For the first time since the 1930's, Ford has more U.S. hourly workers than General Motors, adding over 12,000 U.S. factory workers since 2011, equating to an increase of 10 union jobs per day. That's a glaring contrast to the way things were back in 2005, when Ford employed 21,000 fewer American jobs in domestic plants that Ford.
That doesn't mean, however, GM has not been investing in American. General Motors has invested over $11 billion since bankruptcy proceedings in 2009, and is in the process of adding 750 more jobs at its Wentzville, Missouri plant, which is adding production of the re-designed GMC Canyon and Chevrolet Colorado.
Ford has even added more American factory jobs despite having seven fewer auto plants compared to 2007, producing 125,000 more cars and trucks at the same time.
Many maintain the popular refrain that GM was able to take advantage of government rescue funds that Ford never took, but it's important to know that Ford (as well as Nissan and Tesla) took government money as well. According to a Fox News report, Ford was handed $5.9 billion in taxpayer dollars in 2009, while Tesla and Nissan were given government loans of $2.1 billion each.
Ford and GM, the only two American-owned auto companies left in the U.S. (I refer to them as the "Big Two"), have both expanded American jobs and American investment in America since the dark days of government loans and bailouts.
Nissan, meanwhile, is now talking about how it wants to increase their U.S. market share to 10 percent by 2017, and is looking to expanding in Asia to do it. This would be a mere continuation of a pattern similar to production of the Nissan Rogue. The Rogue is built in Smyrna, Tennessee, but as sales increased, Nissan added production on places like Japan and South Korea to fill the demand, rather than expand production in existing American factories.
Ford is also raising wages in the U.S., which is a key component to contributing to overall economic activity in America. Any economist will tell you that at least two-thirds of economic activity is based upon consumer spending. The more money people have in their pockets to spend, the higher the resulting economic activity. And, of course, more of that domestic spending stays within our national borders when we patronize American-made products built by American-owned companies like GM and Ford (more examples in other industries can be found at www.howtobuyamerican.com).
Between 300 and 500 workers in Chicago will see their Ford-funded hourly wages increase from $19.28 to $28.50, and 55 other workers in Chicago, Louisville, and Kansas City have already seen a 50 percent increase in wages. Ford has been able to bolster U.S. exports to other countries resulting from its two-tier wage program with labor, and can now use that expansion of production and corporate profits to put upward pressure on U.S. wages again.
In October of 2011, Ford signed a contract with the UAW in which it committed to "insourcing" 12,000 jobs to the United States from China, Japan, and Mexico over the course of the next four years. They have made good on that promise, and that's good for American jobs and American economic activity.
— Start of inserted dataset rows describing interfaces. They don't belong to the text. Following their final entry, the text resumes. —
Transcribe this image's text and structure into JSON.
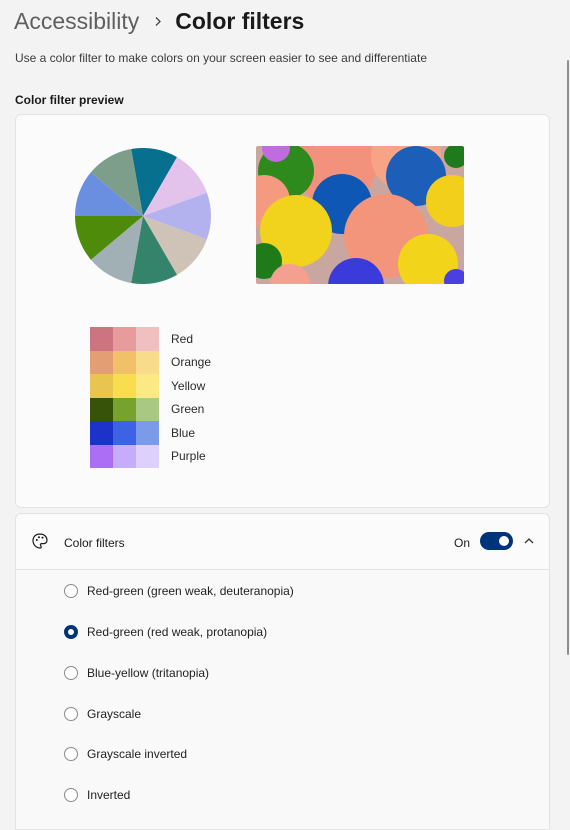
{
  "breadcrumb": {
    "parent": "Accessibility",
    "current": "Color filters"
  },
  "description": "Use a color filter to make colors on your screen easier to see and differentiate",
  "preview": {
    "heading": "Color filter preview",
    "pie_slice_colors": [
      "#07708e",
      "#e3c3ec",
      "#b3b2ef",
      "#cfc2b7",
      "#34836b",
      "#a0b0b4",
      "#4e8b0a",
      "#6b8fe0",
      "#7d9e8a"
    ],
    "swatches": [
      {
        "label": "Red",
        "colors": [
          "#cc7580",
          "#e89b9c",
          "#f0c0c1"
        ]
      },
      {
        "label": "Orange",
        "colors": [
          "#e39f73",
          "#f1c16a",
          "#f8dc8b"
        ]
      },
      {
        "label": "Yellow",
        "colors": [
          "#e8c54f",
          "#f8de4e",
          "#fbea83"
        ]
      },
      {
        "label": "Green",
        "colors": [
          "#37530a",
          "#78a22e",
          "#a9c882"
        ]
      },
      {
        "label": "Blue",
        "colors": [
          "#1c32c9",
          "#3d62e4",
          "#7b9be8"
        ]
      },
      {
        "label": "Purple",
        "colors": [
          "#ab6ff6",
          "#c6adfb",
          "#ddd0fc"
        ]
      }
    ]
  },
  "color_filters": {
    "label": "Color filters",
    "state_label": "On",
    "enabled": true,
    "accent_color": "#00347a",
    "options": [
      {
        "label": "Red-green (green weak, deuteranopia)",
        "selected": false
      },
      {
        "label": "Red-green (red weak, protanopia)",
        "selected": true
      },
      {
        "label": "Blue-yellow (tritanopia)",
        "selected": false
      },
      {
        "label": "Grayscale",
        "selected": false
      },
      {
        "label": "Grayscale inverted",
        "selected": false
      },
      {
        "label": "Inverted",
        "selected": false
      }
    ]
  }
}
And if the lid on gas prices in American holds to a reasonable degree, U.S. production increases in Ford's American factories should continue, especially with the popular F-150. Ford has already stated that it needs more American workers to support higher than expected demand for America's best-selling pickup truck.
Although Ford does utilize Canada and Mexico for their North American production (as does GM and every other automaker on the planet) the United States comprised 78 percent of that production, compared to 61 percent for General Motors.
But the larger point is, when you're in the market for a new car or truck, stick with the many American-made offerings from the "Big Two" American-owned companies, which are Ford and General Motors. That will help keep profits, jobs, and tax revenue within the borders of the USA.